All entries below must be written out verbatim, and the images must be dropped.

Interface dataset entries:

—————

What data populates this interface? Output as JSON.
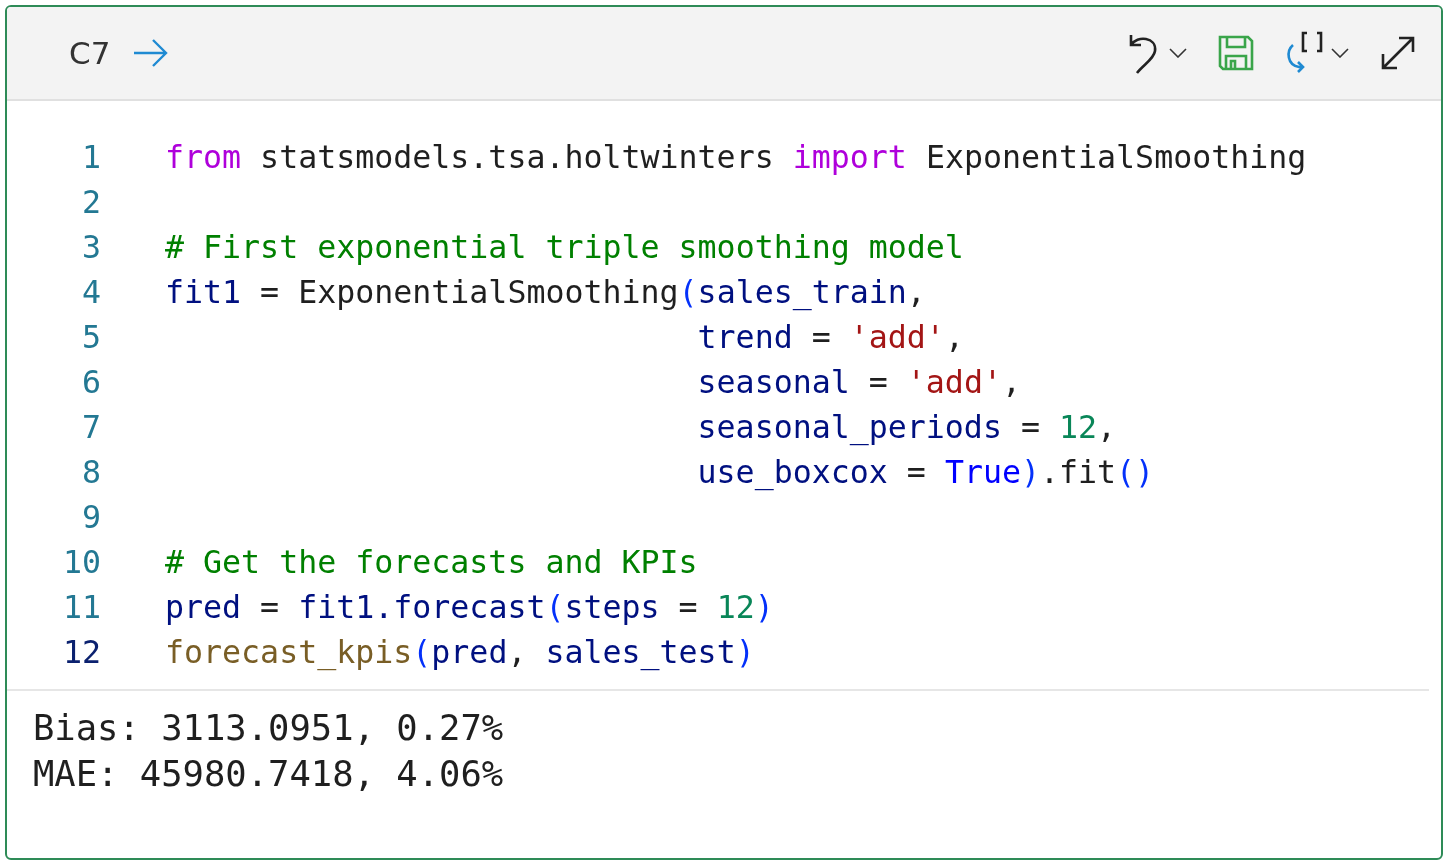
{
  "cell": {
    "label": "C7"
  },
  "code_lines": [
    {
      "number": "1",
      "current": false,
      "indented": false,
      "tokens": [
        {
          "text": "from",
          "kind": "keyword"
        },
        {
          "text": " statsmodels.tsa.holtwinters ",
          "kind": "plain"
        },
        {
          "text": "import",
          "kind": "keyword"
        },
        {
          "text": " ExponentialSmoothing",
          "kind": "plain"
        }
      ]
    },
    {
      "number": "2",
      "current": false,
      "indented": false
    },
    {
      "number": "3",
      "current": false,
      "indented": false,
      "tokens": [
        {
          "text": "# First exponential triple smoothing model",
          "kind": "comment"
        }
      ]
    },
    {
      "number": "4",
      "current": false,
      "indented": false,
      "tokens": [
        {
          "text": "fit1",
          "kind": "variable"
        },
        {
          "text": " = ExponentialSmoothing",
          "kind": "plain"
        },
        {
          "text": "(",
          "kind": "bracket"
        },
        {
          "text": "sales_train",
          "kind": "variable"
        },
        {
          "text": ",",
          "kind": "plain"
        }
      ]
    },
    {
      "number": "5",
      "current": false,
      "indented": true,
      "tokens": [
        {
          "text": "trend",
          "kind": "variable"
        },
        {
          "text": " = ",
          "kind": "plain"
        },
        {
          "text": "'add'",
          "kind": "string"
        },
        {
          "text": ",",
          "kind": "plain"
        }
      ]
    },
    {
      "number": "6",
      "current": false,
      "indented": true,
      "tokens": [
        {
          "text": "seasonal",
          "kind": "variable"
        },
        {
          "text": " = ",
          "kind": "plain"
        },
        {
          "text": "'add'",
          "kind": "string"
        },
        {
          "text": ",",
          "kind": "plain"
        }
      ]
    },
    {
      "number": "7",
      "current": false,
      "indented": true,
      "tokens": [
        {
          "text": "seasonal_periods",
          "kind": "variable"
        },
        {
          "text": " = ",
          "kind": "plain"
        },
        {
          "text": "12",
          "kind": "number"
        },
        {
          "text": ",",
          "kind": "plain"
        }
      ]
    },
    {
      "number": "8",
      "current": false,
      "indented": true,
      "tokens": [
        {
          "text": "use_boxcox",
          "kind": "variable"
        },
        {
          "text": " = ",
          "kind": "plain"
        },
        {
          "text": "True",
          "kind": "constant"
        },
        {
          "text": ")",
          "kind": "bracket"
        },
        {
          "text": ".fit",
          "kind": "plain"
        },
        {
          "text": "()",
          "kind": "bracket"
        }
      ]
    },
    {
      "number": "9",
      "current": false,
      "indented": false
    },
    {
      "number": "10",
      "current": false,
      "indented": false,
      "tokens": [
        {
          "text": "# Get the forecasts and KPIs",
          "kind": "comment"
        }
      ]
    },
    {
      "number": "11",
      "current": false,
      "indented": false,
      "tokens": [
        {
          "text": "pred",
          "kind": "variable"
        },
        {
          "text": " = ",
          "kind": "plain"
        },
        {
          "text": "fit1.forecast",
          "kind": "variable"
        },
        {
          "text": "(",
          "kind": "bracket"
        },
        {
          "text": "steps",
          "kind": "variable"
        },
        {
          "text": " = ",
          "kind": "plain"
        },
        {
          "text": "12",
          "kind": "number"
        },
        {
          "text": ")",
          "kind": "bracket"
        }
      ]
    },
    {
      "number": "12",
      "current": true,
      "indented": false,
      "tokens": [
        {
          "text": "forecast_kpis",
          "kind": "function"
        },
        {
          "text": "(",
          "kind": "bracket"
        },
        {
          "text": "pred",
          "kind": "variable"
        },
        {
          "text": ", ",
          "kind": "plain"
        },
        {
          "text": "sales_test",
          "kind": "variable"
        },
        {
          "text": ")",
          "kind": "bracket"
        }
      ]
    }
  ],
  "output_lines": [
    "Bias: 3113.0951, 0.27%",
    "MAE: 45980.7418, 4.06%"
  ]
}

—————

**Exercise solution**
What data populates this interface? Output as JSON.
{
  "cell": {
    "label": "C7"
  },
  "code_lines": [
    {
      "number": "1",
      "current": false,
      "indented": false,
      "tokens": [
        {
          "text": "from",
          "kind": "keyword"
        },
        {
          "text": " statsmodels.tsa.holtwinters ",
          "kind": "plain"
        },
        {
          "text": "import",
          "kind": "keyword"
        },
        {
          "text": " ExponentialSmoothing",
          "kind": "plain"
        }
      ]
    },
    {
      "number": "2",
      "current": false,
      "indented": false
    },
    {
      "number": "3",
      "current": false,
      "indented": false,
      "tokens": [
        {
          "text": "# First exponential triple smoothing model",
          "kind": "comment"
        }
      ]
    },
    {
      "number": "4",
      "current": false,
      "indented": false,
      "tokens": [
        {
          "text": "fit1",
          "kind": "variable"
        },
        {
          "text": " = ExponentialSmoothing",
          "kind": "plain"
        },
        {
          "text": "(",
          "kind": "bracket"
        },
        {
          "text": "sales_train",
          "kind": "variable"
        },
        {
          "text": ",",
          "kind": "plain"
        }
      ]
    },
    {
      "number": "5",
      "current": false,
      "indented": true,
      "tokens": [
        {
          "text": "trend",
          "kind": "variable"
        },
        {
          "text": " = ",
          "kind": "plain"
        },
        {
          "text": "'add'",
          "kind": "string"
        },
        {
          "text": ",",
          "kind": "plain"
        }
      ]
    },
    {
      "number": "6",
      "current": false,
      "indented": true,
      "tokens": [
        {
          "text": "seasonal",
          "kind": "variable"
        },
        {
          "text": " = ",
          "kind": "plain"
        },
        {
          "text": "'add'",
          "kind": "string"
        },
        {
          "text": ",",
          "kind": "plain"
        }
      ]
    },
    {
      "number": "7",
      "current": false,
      "indented": true,
      "tokens": [
        {
          "text": "seasonal_periods",
          "kind": "variable"
        },
        {
          "text": " = ",
          "kind": "plain"
        },
        {
          "text": "12",
          "kind": "number"
        },
        {
          "text": ",",
          "kind": "plain"
        }
      ]
    },
    {
      "number": "8",
      "current": false,
      "indented": true,
      "tokens": [
        {
          "text": "use_boxcox",
          "kind": "variable"
        },
        {
          "text": " = ",
          "kind": "plain"
        },
        {
          "text": "True",
          "kind": "constant"
        },
        {
          "text": ")",
          "kind": "bracket"
        },
        {
          "text": ".fit",
          "kind": "plain"
        },
        {
          "text": "()",
          "kind": "bracket"
        }
      ]
    },
    {
      "number": "9",
      "current": false,
      "indented": false
    },
    {
      "number": "10",
      "current": false,
      "indented": false,
      "tokens": [
        {
          "text": "# Get the forecasts and KPIs",
          "kind": "comment"
        }
      ]
    },
    {
      "number": "11",
      "current": false,
      "indented": false,
      "tokens": [
        {
          "text": "pred",
          "kind": "variable"
        },
        {
          "text": " = ",
          "kind": "plain"
        },
        {
          "text": "fit1.forecast",
          "kind": "variable"
        },
        {
          "text": "(",
          "kind": "bracket"
        },
        {
          "text": "steps",
          "kind": "variable"
        },
        {
          "text": " = ",
          "kind": "plain"
        },
        {
          "text": "12",
          "kind": "number"
        },
        {
          "text": ")",
          "kind": "bracket"
        }
      ]
    },
    {
      "number": "12",
      "current": true,
      "indented": false,
      "tokens": [
        {
          "text": "forecast_kpis",
          "kind": "function"
        },
        {
          "text": "(",
          "kind": "bracket"
        },
        {
          "text": "pred",
          "kind": "variable"
        },
        {
          "text": ", ",
          "kind": "plain"
        },
        {
          "text": "sales_test",
          "kind": "variable"
        },
        {
          "text": ")",
          "kind": "bracket"
        }
      ]
    }
  ],
  "output_lines": [
    "Bias: 3113.0951, 0.27%",
    "MAE: 45980.7418, 4.06%"
  ]
}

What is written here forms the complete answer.